Posts Tagged ‘endeavours’

Endeavours – merely semantics?

October 21, 2010

Constantly endeavouring…but to what end, exactly?

Lawyers can spend a lot of time arguing about such terms as “reasonable endeavours”, “best endeavours” and “all reasonable endeavours”. Why? Because the law is often uncertain about the effect of certain wording which may have a direct impact upon your entitlement to, for example, get paid.  

Getting it wrong can have serious effects for anyone entering into a construction or engineering contract, whereby payment of sums due can be conditional upon a party endeavouring to carry out certain actions. This is a fertile area of dispute if not handled carefully. The issue can and should be closed off when reviewing contracts at tender stage.

The recent decision in CPC Group Limited v Qatari Diar Real Estate Investment Company [2010] is a timely warning to dedicate some time to ensuring the scope of what you say you can achieve, is actually achievable!

In this case, joint venture parties entered into a sale and purchase agreement for the development of Chelsea Barracks which included an obligation to “use all reasonable but commercially prudent endeavours to enable the achievement of the various threshold events and Payment Dates“.

One of the parties retracted its application for planning following much publicised objections. This effectively delayed one of the payment dates under the sale and purchase agreement. The judge was asked to consider whether the withdrawal of the planning application was a breach of Qatari Diar’s obligation to “use all reasonable but commercially prudent endeavours“.

The judge rejected the submission that Qatari Diar’s behaviour was in breach of this obligation. Having considered the Court of Appeal’s decision in Yewbelle Limited v London Green Developments [2007] he found that:

  • the wording “all reasonable but commercially prudent endeavours” did not equate to a “best endeavours” obligation;
  • the obligation to use “all reasonable endeavours” does not always require the obligor to sacrifice his commercial interests; and
  • the wording “but commercially prudent endeavours” was effectively superfluous in these circumstances.

What is the impact of this judgment in real terms? The following table summarises the current distinction between the various terms:

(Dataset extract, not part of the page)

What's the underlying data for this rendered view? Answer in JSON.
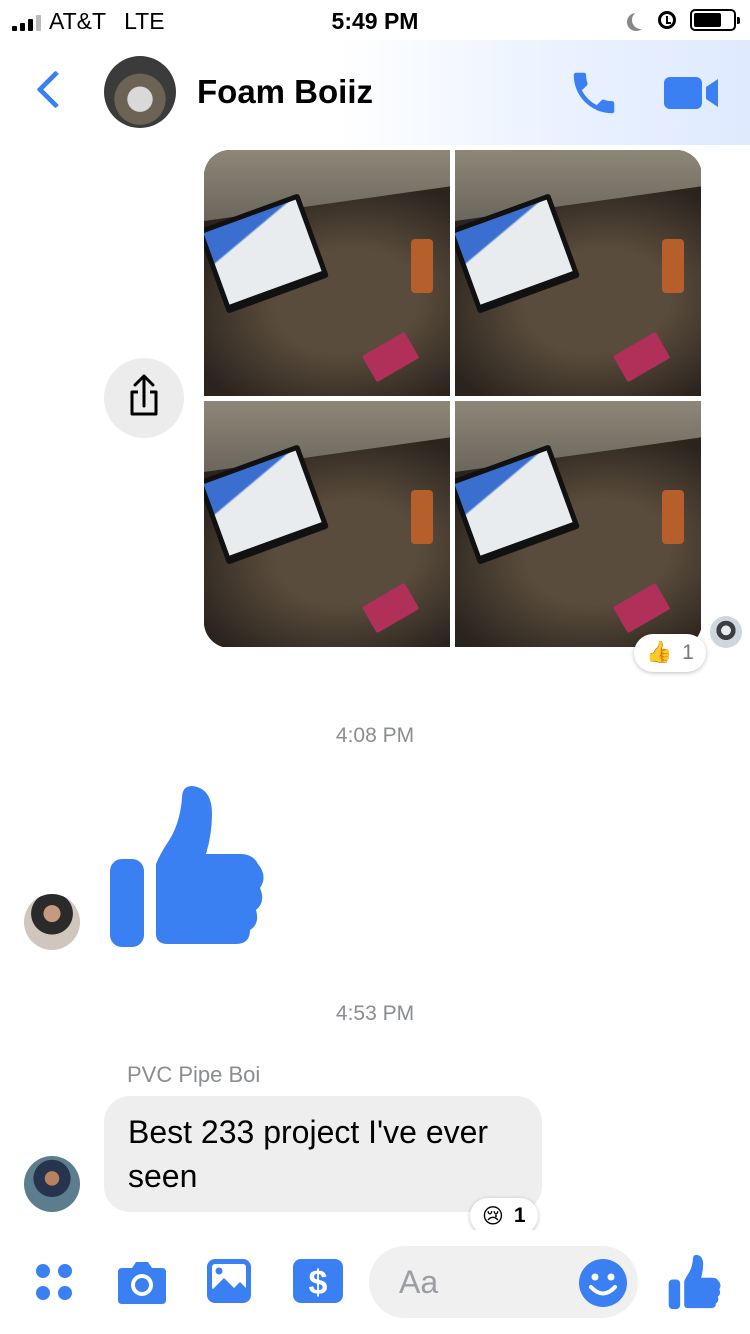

“Reasonable Endeavours”

 

“Best Endeavours”

 

“All Reasonable Endeavours”

 

  • A “reasonable endeavours” obligation does not require a party to disadvantage itself unless the contract specifies that certain steps have to be taken in performance of the obligation. There may also be an obligation to litigate, subject to the costs and the likelihood of success.

 

  • More onerous than a “reasonable endeavours” obligation and subject to the test of reasonableness.

 

  • An “all reasonable endeavours” obligation does not necessarily equate to a “best endeavours” obligation. It does however require a party to go on using endeavours until the point is reached when all reasonable endeavours have been exhausted.

 

  • This does not require the party to exhaust all possible actions; one particular course should discharge the obligation.

 

  • Satisfying a “best endeavours” obligation does not require a party to take steps that would bring about its bankruptcy, certain liquidation or disregard the interests of shareholders.

 

  • This obligation does not always require the sacrifice of commercial interests and very much depends on the commercial context in which it is applied. It is therefore the least certain of all such endeavours obligations.

 

  • “Reasonable endeavours” applies an objective standard of what an ordinary competent person might do in the same circumstances. It also allows commercial considerations to be taken into account.

 

  • A party should probably exhaust all of a number of reasonable courses which could be taken in a given situation to achieve a particular aim.

 

 
 
  • A “best endeavours” obligation can require the party under the obligation to invest and take the risk of success or failure  but only where there is a reasonable prospect of commercial success.

 

 
 
  • A “best endeavours” obligation can be qualified by other duties such as the duty of directors to act in the best interests of the company.

 

 

 

Unless there is a reason not to do so, the best advice is to make any pre-condition an absolute obligation by the use of the words “shall” or “must”. Trying to compromise an agreement too far can lead to unintended, negative consequences. It is best to invest time upfront getting your contracts reviewed and such uncertainty stripped out, rather than fall foul of the court guidance and pay a lot more later on without a cast-iron certainty of recovery.